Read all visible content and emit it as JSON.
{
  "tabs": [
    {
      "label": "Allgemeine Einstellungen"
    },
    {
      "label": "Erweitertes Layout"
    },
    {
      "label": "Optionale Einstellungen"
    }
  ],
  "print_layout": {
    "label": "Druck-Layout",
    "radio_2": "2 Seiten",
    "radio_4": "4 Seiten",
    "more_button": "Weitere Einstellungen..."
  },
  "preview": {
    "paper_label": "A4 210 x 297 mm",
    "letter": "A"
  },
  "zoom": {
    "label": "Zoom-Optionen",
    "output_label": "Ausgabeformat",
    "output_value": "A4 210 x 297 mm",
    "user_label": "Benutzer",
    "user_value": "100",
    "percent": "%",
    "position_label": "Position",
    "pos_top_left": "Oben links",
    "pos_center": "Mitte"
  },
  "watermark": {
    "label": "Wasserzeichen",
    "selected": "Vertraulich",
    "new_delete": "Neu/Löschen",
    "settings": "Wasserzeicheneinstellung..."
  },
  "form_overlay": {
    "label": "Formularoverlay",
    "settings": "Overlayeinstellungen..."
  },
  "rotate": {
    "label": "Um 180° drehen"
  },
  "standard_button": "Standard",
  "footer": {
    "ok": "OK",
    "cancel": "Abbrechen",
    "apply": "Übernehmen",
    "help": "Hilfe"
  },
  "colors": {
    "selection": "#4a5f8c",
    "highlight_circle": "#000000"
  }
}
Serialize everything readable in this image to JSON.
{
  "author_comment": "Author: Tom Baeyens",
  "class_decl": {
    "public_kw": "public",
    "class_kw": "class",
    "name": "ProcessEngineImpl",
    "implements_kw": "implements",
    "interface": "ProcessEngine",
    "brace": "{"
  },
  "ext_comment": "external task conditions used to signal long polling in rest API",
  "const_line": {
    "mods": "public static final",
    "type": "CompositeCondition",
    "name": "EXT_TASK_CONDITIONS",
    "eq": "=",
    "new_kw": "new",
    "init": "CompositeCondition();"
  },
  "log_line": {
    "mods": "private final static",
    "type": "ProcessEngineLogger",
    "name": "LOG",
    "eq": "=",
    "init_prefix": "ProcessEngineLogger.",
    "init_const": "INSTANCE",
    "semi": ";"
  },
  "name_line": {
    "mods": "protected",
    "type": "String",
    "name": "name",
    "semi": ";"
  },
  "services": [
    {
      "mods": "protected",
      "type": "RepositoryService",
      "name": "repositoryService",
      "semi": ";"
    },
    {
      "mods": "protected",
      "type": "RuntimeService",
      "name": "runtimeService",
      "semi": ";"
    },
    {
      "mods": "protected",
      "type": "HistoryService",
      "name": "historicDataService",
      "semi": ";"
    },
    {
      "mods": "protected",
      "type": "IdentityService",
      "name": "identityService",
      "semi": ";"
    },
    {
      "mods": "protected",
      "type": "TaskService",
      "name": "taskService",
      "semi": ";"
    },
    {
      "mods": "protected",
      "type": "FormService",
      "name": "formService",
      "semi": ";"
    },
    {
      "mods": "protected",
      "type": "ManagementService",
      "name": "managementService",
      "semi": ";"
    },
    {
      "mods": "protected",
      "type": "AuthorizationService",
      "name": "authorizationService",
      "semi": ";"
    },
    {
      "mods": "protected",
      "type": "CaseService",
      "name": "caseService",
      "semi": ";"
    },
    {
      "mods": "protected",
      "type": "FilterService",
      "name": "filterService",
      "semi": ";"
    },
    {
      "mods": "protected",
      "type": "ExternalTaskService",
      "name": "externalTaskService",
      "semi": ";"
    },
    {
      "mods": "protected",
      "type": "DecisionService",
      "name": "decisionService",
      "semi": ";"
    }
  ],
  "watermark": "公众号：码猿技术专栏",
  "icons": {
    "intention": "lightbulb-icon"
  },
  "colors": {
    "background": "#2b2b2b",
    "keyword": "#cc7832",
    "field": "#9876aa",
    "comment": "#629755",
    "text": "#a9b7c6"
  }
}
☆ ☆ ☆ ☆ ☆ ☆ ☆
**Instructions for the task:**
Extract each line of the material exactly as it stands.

**The completed task:**
Read all visible content and emit it as JSON.
{
  "tabs": [
    {
      "label": "Allgemeine Einstellungen"
    },
    {
      "label": "Erweitertes Layout"
    },
    {
      "label": "Optionale Einstellungen"
    }
  ],
  "print_layout": {
    "label": "Druck-Layout",
    "radio_2": "2 Seiten",
    "radio_4": "4 Seiten",
    "more_button": "Weitere Einstellungen..."
  },
  "preview": {
    "paper_label": "A4 210 x 297 mm",
    "letter": "A"
  },
  "zoom": {
    "label": "Zoom-Optionen",
    "output_label": "Ausgabeformat",
    "output_value": "A4 210 x 297 mm",
    "user_label": "Benutzer",
    "user_value": "100",
    "percent": "%",
    "position_label": "Position",
    "pos_top_left": "Oben links",
    "pos_center": "Mitte"
  },
  "watermark": {
    "label": "Wasserzeichen",
    "selected": "Vertraulich",
    "new_delete": "Neu/Löschen",
    "settings": "Wasserzeicheneinstellung..."
  },
  "form_overlay": {
    "label": "Formularoverlay",
    "settings": "Overlayeinstellungen..."
  },
  "rotate": {
    "label": "Um 180° drehen"
  },
  "standard_button": "Standard",
  "footer": {
    "ok": "OK",
    "cancel": "Abbrechen",
    "apply": "Übernehmen",
    "help": "Hilfe"
  },
  "colors": {
    "selection": "#4a5f8c",
    "highlight_circle": "#000000"
  }
}
Serialize everything readable in this image to JSON.
{
  "author_comment": "Author: Tom Baeyens",
  "class_decl": {
    "public_kw": "public",
    "class_kw": "class",
    "name": "ProcessEngineImpl",
    "implements_kw": "implements",
    "interface": "ProcessEngine",
    "brace": "{"
  },
  "ext_comment": "external task conditions used to signal long polling in rest API",
  "const_line": {
    "mods": "public static final",
    "type": "CompositeCondition",
    "name": "EXT_TASK_CONDITIONS",
    "eq": "=",
    "new_kw": "new",
    "init": "CompositeCondition();"
  },
  "log_line": {
    "mods": "private final static",
    "type": "ProcessEngineLogger",
    "name": "LOG",
    "eq": "=",
    "init_prefix": "ProcessEngineLogger.",
    "init_const": "INSTANCE",
    "semi": ";"
  },
  "name_line": {
    "mods": "protected",
    "type": "String",
    "name": "name",
    "semi": ";"
  },
  "services": [
    {
      "mods": "protected",
      "type": "RepositoryService",
      "name": "repositoryService",
      "semi": ";"
    },
    {
      "mods": "protected",
      "type": "RuntimeService",
      "name": "runtimeService",
      "semi": ";"
    },
    {
      "mods": "protected",
      "type": "HistoryService",
      "name": "historicDataService",
      "semi": ";"
    },
    {
      "mods": "protected",
      "type": "IdentityService",
      "name": "identityService",
      "semi": ";"
    },
    {
      "mods": "protected",
      "type": "TaskService",
      "name": "taskService",
      "semi": ";"
    },
    {
      "mods": "protected",
      "type": "FormService",
      "name": "formService",
      "semi": ";"
    },
    {
      "mods": "protected",
      "type": "ManagementService",
      "name": "managementService",
      "semi": ";"
    },
    {
      "mods": "protected",
      "type": "AuthorizationService",
      "name": "authorizationService",
      "semi": ";"
    },
    {
      "mods": "protected",
      "type": "CaseService",
      "name": "caseService",
      "semi": ";"
    },
    {
      "mods": "protected",
      "type": "FilterService",
      "name": "filterService",
      "semi": ";"
    },
    {
      "mods": "protected",
      "type": "ExternalTaskService",
      "name": "externalTaskService",
      "semi": ";"
    },
    {
      "mods": "protected",
      "type": "DecisionService",
      "name": "decisionService",
      "semi": ";"
    }
  ],
  "watermark": "公众号：码猿技术专栏",
  "icons": {
    "intention": "lightbulb-icon"
  },
  "colors": {
    "background": "#2b2b2b",
    "keyword": "#cc7832",
    "field": "#9876aa",
    "comment": "#629755",
    "text": "#a9b7c6"
  }
}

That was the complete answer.